:: ASSIGNED TASK ::
Where in the records does the word "username" appear? Copy each line that holds it.
*** Opening GIVEN INFORMATION ***
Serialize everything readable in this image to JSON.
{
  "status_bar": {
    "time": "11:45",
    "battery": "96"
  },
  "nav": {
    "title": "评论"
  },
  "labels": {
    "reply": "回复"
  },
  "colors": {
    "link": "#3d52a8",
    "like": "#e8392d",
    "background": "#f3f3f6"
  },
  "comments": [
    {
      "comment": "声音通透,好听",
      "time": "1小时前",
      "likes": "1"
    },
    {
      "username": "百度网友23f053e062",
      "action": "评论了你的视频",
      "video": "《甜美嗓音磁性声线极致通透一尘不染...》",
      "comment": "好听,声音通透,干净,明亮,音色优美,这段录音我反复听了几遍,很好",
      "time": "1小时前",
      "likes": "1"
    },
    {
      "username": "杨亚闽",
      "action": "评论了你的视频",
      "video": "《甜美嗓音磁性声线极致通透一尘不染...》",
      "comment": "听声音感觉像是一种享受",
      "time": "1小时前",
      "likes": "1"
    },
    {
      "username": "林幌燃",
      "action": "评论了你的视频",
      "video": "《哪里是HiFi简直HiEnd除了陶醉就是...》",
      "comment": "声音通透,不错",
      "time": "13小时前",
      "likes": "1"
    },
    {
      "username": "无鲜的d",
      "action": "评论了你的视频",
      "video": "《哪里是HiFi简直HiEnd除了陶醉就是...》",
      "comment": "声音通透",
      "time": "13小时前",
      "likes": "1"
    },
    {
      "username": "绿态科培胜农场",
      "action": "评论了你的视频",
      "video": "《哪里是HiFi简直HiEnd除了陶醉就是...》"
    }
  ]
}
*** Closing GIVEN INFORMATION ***
:: ANSWER SECTION ::
      "username": "百度网友23f053e062",
      "username": "杨亚闽",
      "username": "林幌燃",
      "username": "无鲜的d",
      "username": "绿态科培胜农场",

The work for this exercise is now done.